TechCrunch first reported the feature after Jeremy Burge, who runs the site Emojipedia, called it out in a tweet on Friday.
While users can hide their phone number from the general public and restrict who can look them up by phone number by switching the setting from "everyone" to "friends of friends" or just "friends," Facebook does not give the option to get rid of the look-up option entirely. That means if a user's setting allows "everyone" to look them up by phone number, even a person without a Facebook account could find their page on the site.
The concern around Facebook's use of phone numbers follows its plans to further integrate its messaging services across Messenger, WhatsApp and Instagram. WhatsApp uses phone numbers as the primary way to set up an account, which could raise privacy concerns for users already surprised by the use of their phone number on Facebook's other platforms.
In a statement sent to CNBC, Facebook said the settings "are not new and are not specific to two-factor authentication. In April 2018, we removed the ability to enter another person's phone number or email address into the Facebook search bar to help find someone's profile. Today, the 'Who can look me up?' settings control how your phone number or email address can be used to look you up in other ways, such as when someone uploads your contact info to Facebook from their mobile phone. We appreciate the feedback we've received about these settings and will take it into account."
Since May 2018, Facebook has removed the requirement of adding a phone number to set up two-factor identification (2FA).

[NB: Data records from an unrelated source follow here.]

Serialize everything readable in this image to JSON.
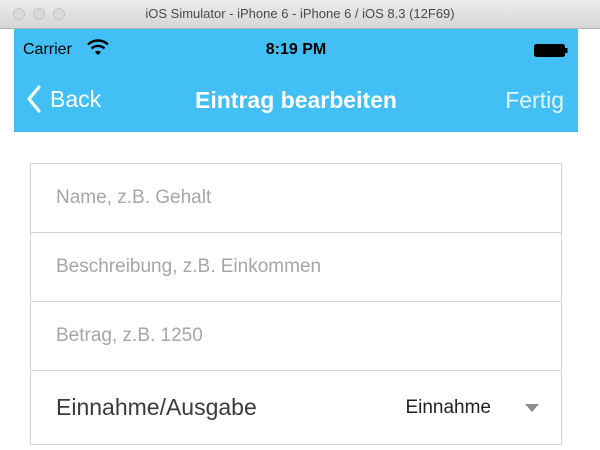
{
  "window": {
    "title": "iOS Simulator - iPhone 6 - iPhone 6 / iOS 8.3 (12F69)"
  },
  "statusbar": {
    "carrier": "Carrier",
    "time": "8:19 PM"
  },
  "navbar": {
    "back_label": "Back",
    "title": "Eintrag bearbeiten",
    "done_label": "Fertig",
    "color": "#42bff5"
  },
  "form": {
    "name_placeholder": "Name, z.B. Gehalt",
    "name_value": "",
    "description_placeholder": "Beschreibung, z.B. Einkommen",
    "description_value": "",
    "amount_placeholder": "Betrag, z.B. 1250",
    "amount_value": "",
    "type_label": "Einnahme/Ausgabe",
    "type_value": "Einnahme"
  },
  "icons": [
    "wifi-icon",
    "battery-icon",
    "chevron-left-icon",
    "caret-down-icon"
  ]
}
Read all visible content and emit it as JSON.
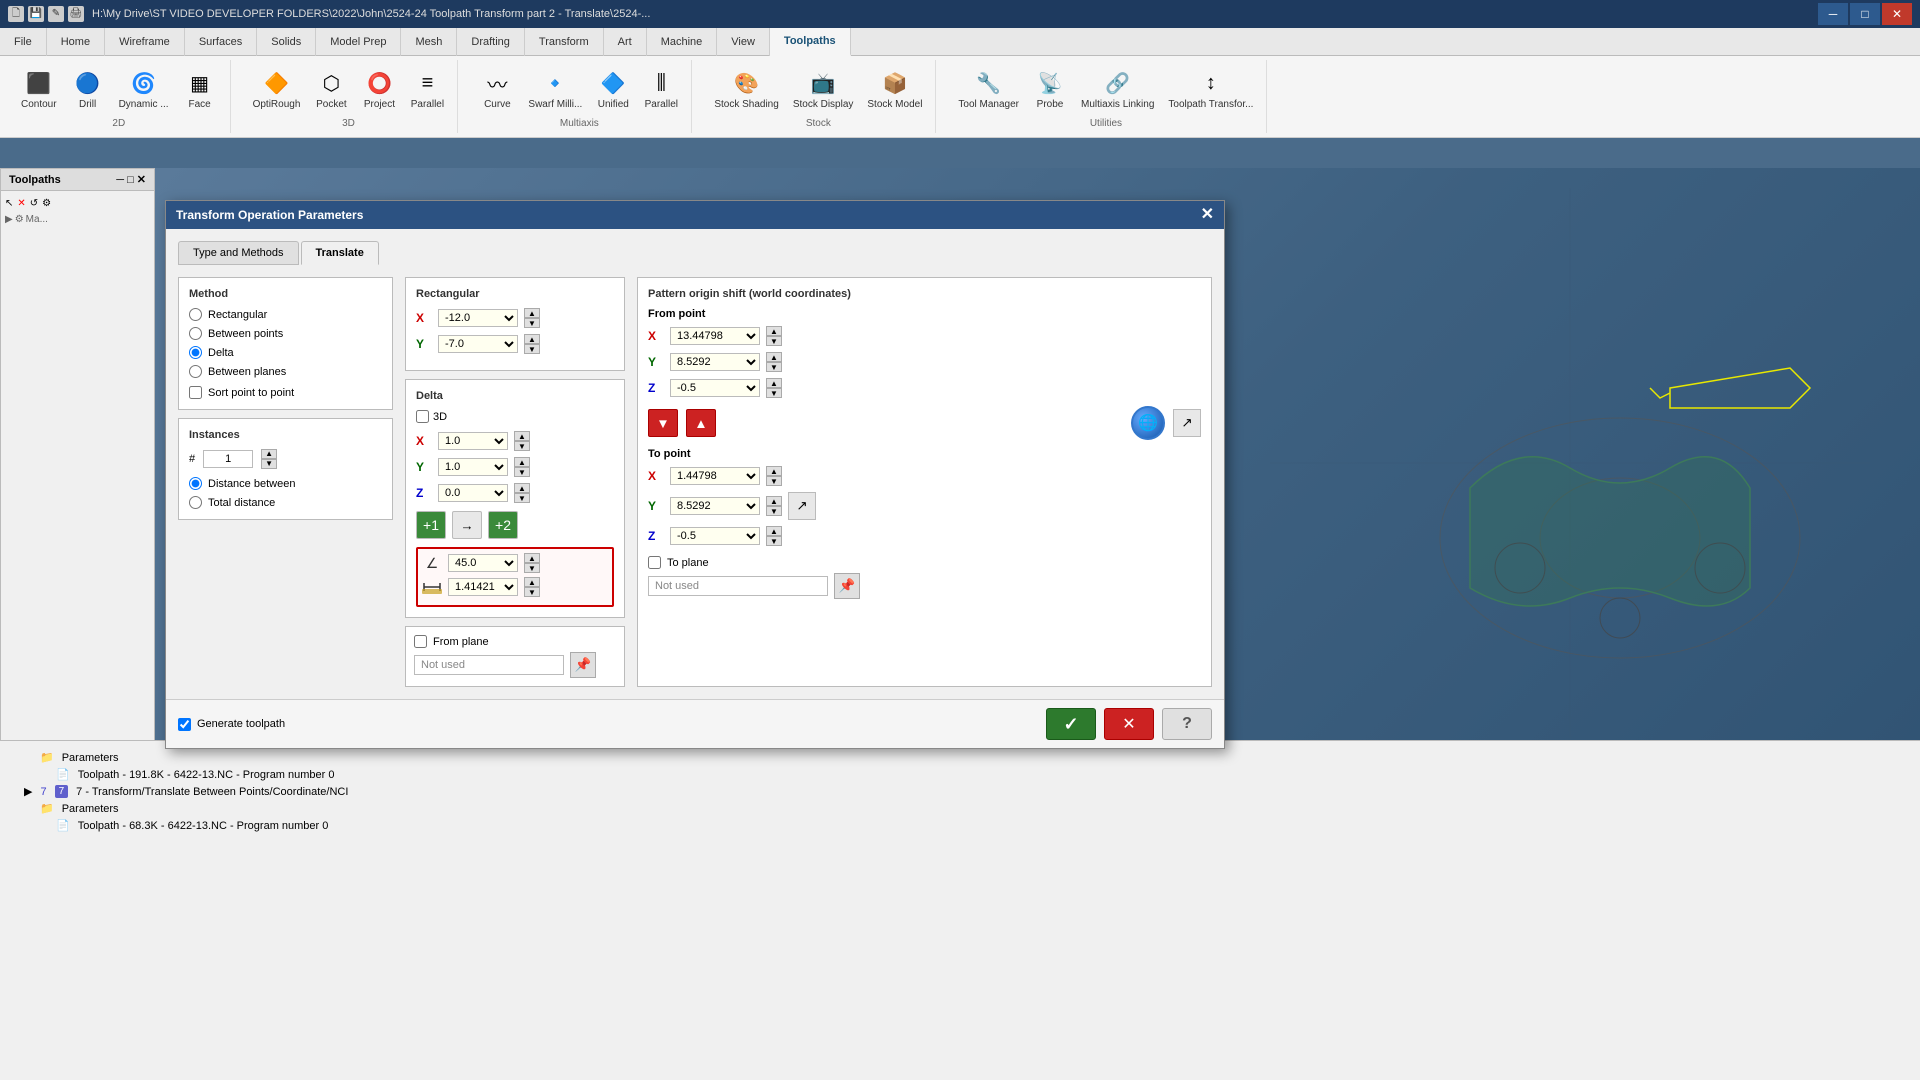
{
  "titlebar": {
    "path": "H:\\My Drive\\ST VIDEO DEVELOPER FOLDERS\\2022\\John\\2524-24 Toolpath Transform part 2 - Translate\\2524-...",
    "minimize": "─",
    "maximize": "□",
    "close": "✕"
  },
  "ribbon": {
    "tabs": [
      "File",
      "Home",
      "Wireframe",
      "Surfaces",
      "Solids",
      "Model Prep",
      "Mesh",
      "Drafting",
      "Transform",
      "Art",
      "Machine",
      "View",
      "Toolpaths"
    ],
    "active_tab": "Toolpaths",
    "groups": {
      "2d": {
        "label": "2D",
        "items": [
          "Contour",
          "Drill",
          "Dynamic ...",
          "Face"
        ]
      },
      "3d": {
        "label": "3D",
        "items": [
          "OptiRough",
          "Pocket",
          "Project",
          "Parallel"
        ]
      },
      "multiaxis": {
        "label": "Multiaxis",
        "items": [
          "Curve",
          "Swarf Milli...",
          "Unified",
          "Parallel"
        ]
      },
      "stock": {
        "label": "Stock",
        "items": [
          "Stock Shading",
          "Stock Display",
          "Stock Model"
        ]
      },
      "utilities": {
        "label": "Utilities",
        "items": [
          "Tool Manager",
          "Probe",
          "Multiaxis Linking",
          "Toolpath Transfor..."
        ]
      }
    }
  },
  "dialog": {
    "title": "Transform Operation Parameters",
    "tabs": [
      "Type and Methods",
      "Translate"
    ],
    "active_tab": "Translate",
    "method": {
      "title": "Method",
      "options": [
        "Rectangular",
        "Between points",
        "Delta",
        "Between planes"
      ],
      "selected": "Delta",
      "sort_point_to_point": false,
      "sort_label": "Sort point to point"
    },
    "instances": {
      "title": "Instances",
      "hash_label": "#",
      "value": "1",
      "distance_between_label": "Distance between",
      "total_distance_label": "Total distance",
      "distance_between_selected": true
    },
    "rectangular": {
      "title": "Rectangular",
      "x_label": "X",
      "y_label": "Y",
      "x_value": "-12.0",
      "y_value": "-7.0"
    },
    "delta": {
      "title": "Delta",
      "checkbox_3d": "3D",
      "x_label": "X",
      "y_label": "Y",
      "z_label": "Z",
      "x_value": "1.0",
      "y_value": "1.0",
      "z_value": "0.0",
      "angle_value": "45.0",
      "distance_value": "1.41421"
    },
    "pattern_origin": {
      "title": "Pattern origin shift (world coordinates)",
      "from_point_title": "From point",
      "from_x": "13.44798",
      "from_y": "8.5292",
      "from_z": "-0.5",
      "to_point_title": "To point",
      "to_x": "1.44798",
      "to_y": "8.5292",
      "to_z": "-0.5"
    },
    "from_plane": {
      "checkbox_label": "From plane",
      "checked": false,
      "placeholder": "Not used"
    },
    "to_plane": {
      "checkbox_label": "To plane",
      "checked": false,
      "placeholder": "Not used"
    },
    "generate_toolpath": {
      "label": "Generate toolpath",
      "checked": true
    },
    "ok_label": "✓",
    "cancel_label": "✕",
    "help_label": "?"
  },
  "toolpaths_panel": {
    "title": "Toolpaths",
    "items": []
  },
  "bottom_panel": {
    "items": [
      {
        "indent": 2,
        "type": "folder",
        "icon": "📁",
        "text": "Parameters"
      },
      {
        "indent": 3,
        "type": "file",
        "icon": "📄",
        "text": "Toolpath - 191.8K - 6422-13.NC - Program number 0"
      },
      {
        "indent": 1,
        "type": "folder",
        "icon": "📁",
        "text": "7 - Transform/Translate Between Points/Coordinate/NCI"
      },
      {
        "indent": 2,
        "type": "folder",
        "icon": "📁",
        "text": "Parameters"
      },
      {
        "indent": 3,
        "type": "file",
        "icon": "📄",
        "text": "Toolpath - 68.3K - 6422-13.NC - Program number 0"
      }
    ]
  }
}
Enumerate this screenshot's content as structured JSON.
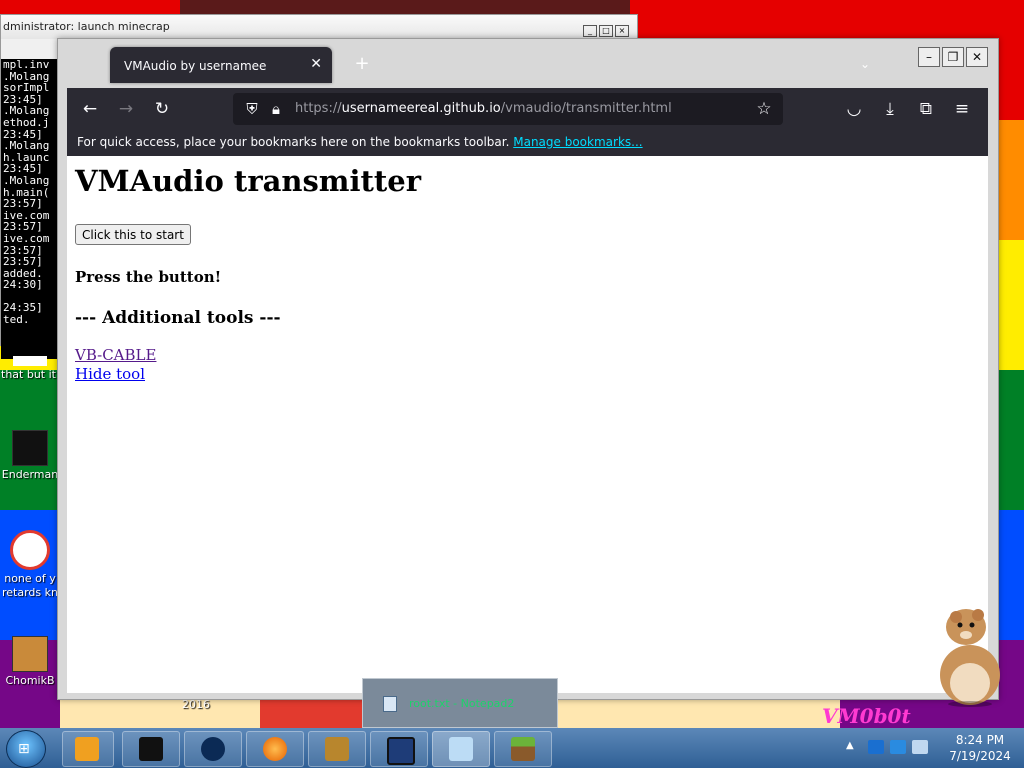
{
  "desktop": {
    "cmd_window": {
      "title": "dministrator:  launch minecrap",
      "lines": [
        "mpl.inv",
        ".Molang",
        "sorImpl",
        "23:45]",
        ".Molang",
        "ethod.j",
        "23:45]",
        ".Molang",
        "h.launc",
        "23:45]",
        ".Molang",
        "h.main(",
        "23:57]",
        "ive.com",
        "23:57]",
        "ive.com",
        "23:57]",
        "23:57]",
        "added.",
        "24:30]",
        "",
        "24:35]",
        "ted."
      ]
    },
    "icons": [
      {
        "label": "that but it'"
      },
      {
        "label": "Enderman"
      },
      {
        "label": "none of y retards kn"
      },
      {
        "label": "ChomikB"
      }
    ],
    "year_label": "2016",
    "vm_logo": "VM0b0t"
  },
  "browser": {
    "tab_title": "VMAudio by usernamee",
    "url_host": "usernameereal.github.io",
    "url_scheme": "https://",
    "url_path": "/vmaudio/transmitter.html",
    "bookmarks_text": "For quick access, place your bookmarks here on the bookmarks toolbar.",
    "bookmarks_link": "Manage bookmarks..."
  },
  "page": {
    "heading": "VMAudio transmitter",
    "start_button": "Click this to start",
    "status": "Press the button!",
    "tools_heading": "--- Additional tools ---",
    "links": [
      "VB-CABLE",
      "Hide tool"
    ]
  },
  "popup": {
    "text": "root.txt - Notepad2"
  },
  "taskbar": {
    "time": "8:24 PM",
    "date": "7/19/2024"
  }
}
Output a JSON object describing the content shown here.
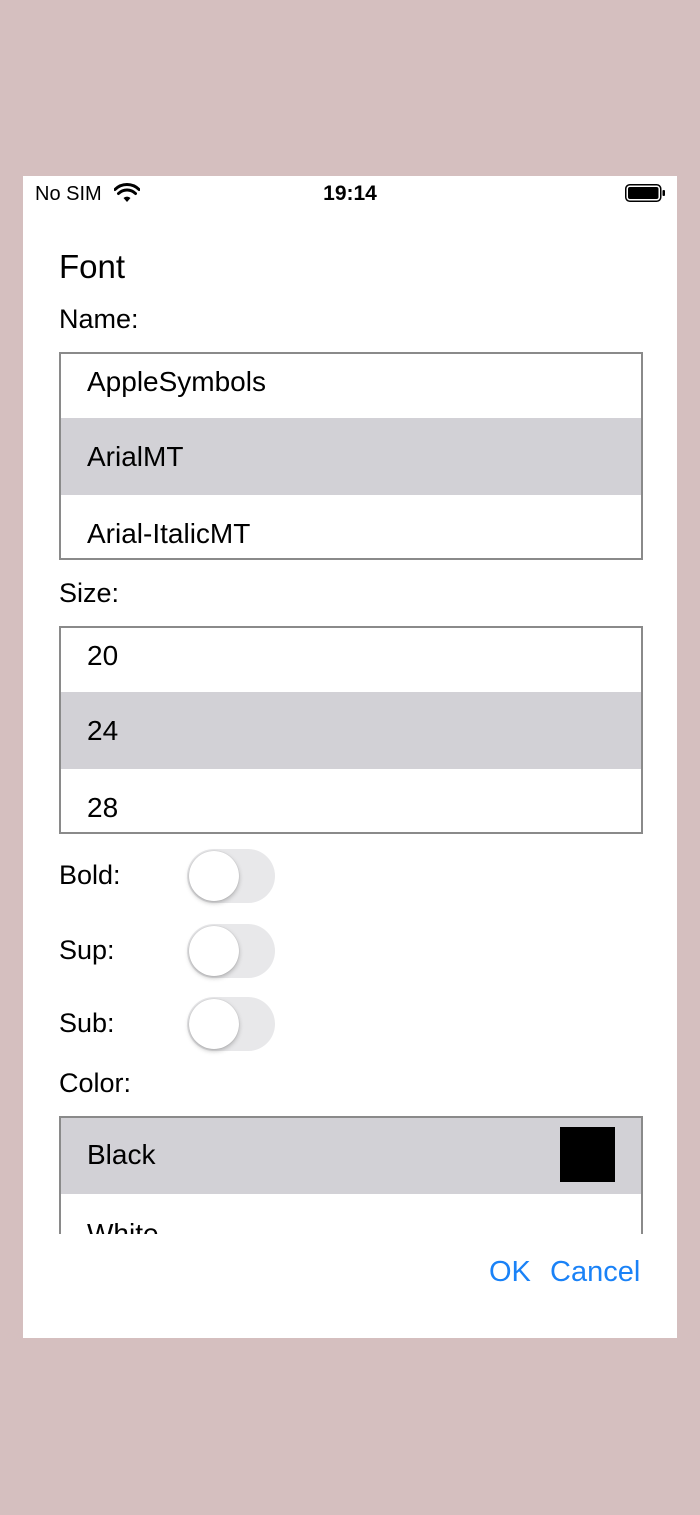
{
  "status_bar": {
    "carrier": "No SIM",
    "time": "19:14"
  },
  "dialog": {
    "title": "Font",
    "name_label": "Name:",
    "name_options": [
      "AppleSymbols",
      "ArialMT",
      "Arial-ItalicMT"
    ],
    "name_selected": "ArialMT",
    "size_label": "Size:",
    "size_options": [
      "20",
      "24",
      "28"
    ],
    "size_selected": "24",
    "bold_label": "Bold:",
    "bold_on": false,
    "sup_label": "Sup:",
    "sup_on": false,
    "sub_label": "Sub:",
    "sub_on": false,
    "color_label": "Color:",
    "color_options": [
      "Black",
      "White"
    ],
    "color_selected": "Black",
    "swatch_color": "#000000",
    "ok_label": "OK",
    "cancel_label": "Cancel"
  },
  "accent_color": "#1a82f7",
  "background_color": "#d5bfbf",
  "selected_row_color": "#d2d1d6"
}
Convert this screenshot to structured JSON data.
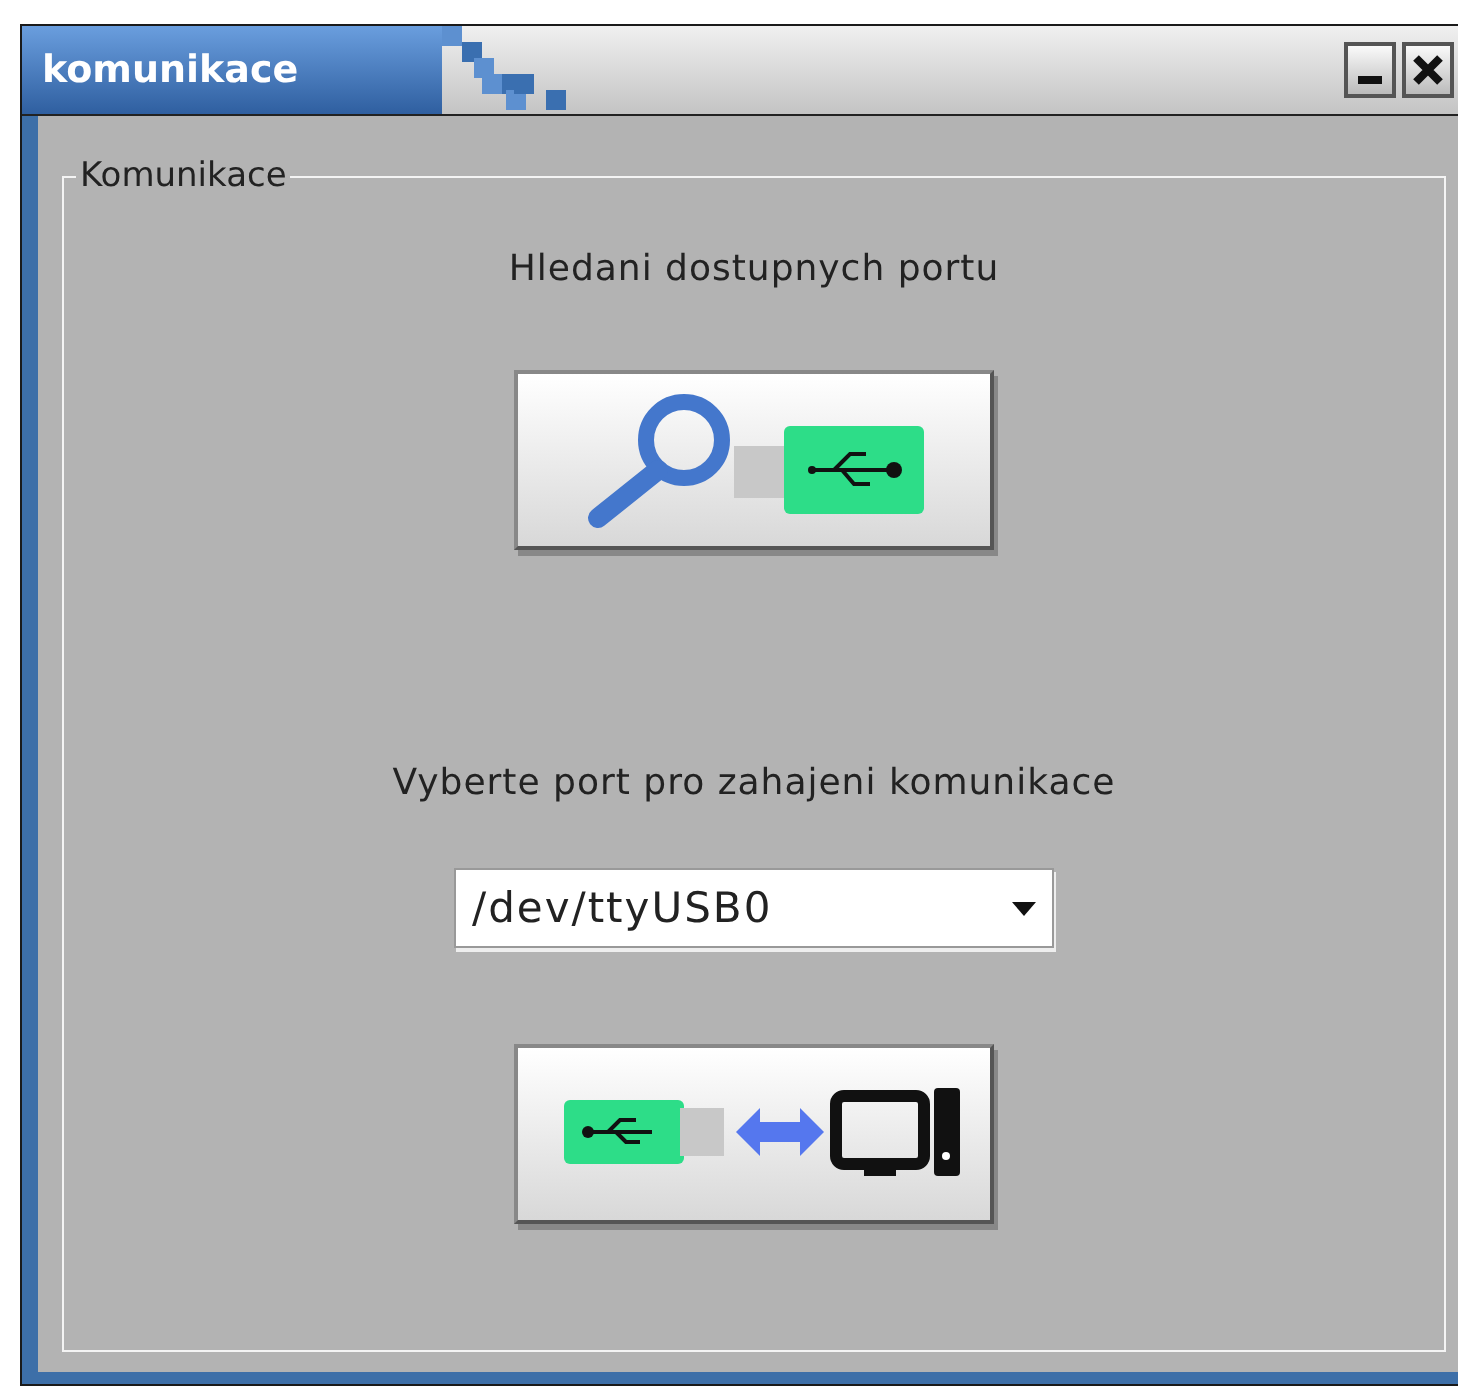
{
  "window": {
    "title": "komunikace"
  },
  "group": {
    "legend": "Komunikace",
    "search_label": "Hledani dostupnych portu",
    "port_label": "Vyberte port pro zahajeni komunikace",
    "port_select": {
      "value": "/dev/ttyUSB0"
    }
  }
}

In September, Facebook confirmed to TechCrunch that it uses phone numbers provided for 2FA for ad targeting after Gizmodo reported that numbers provided for 2FA "became targetable by an advertiser within a couple weeks." Facebook's former security chief, Alex Stamos, criticized the practice in a tweet Saturday, saying "FB can't credibly require 2FA for high-risk accounts without segmenting that from search & ads."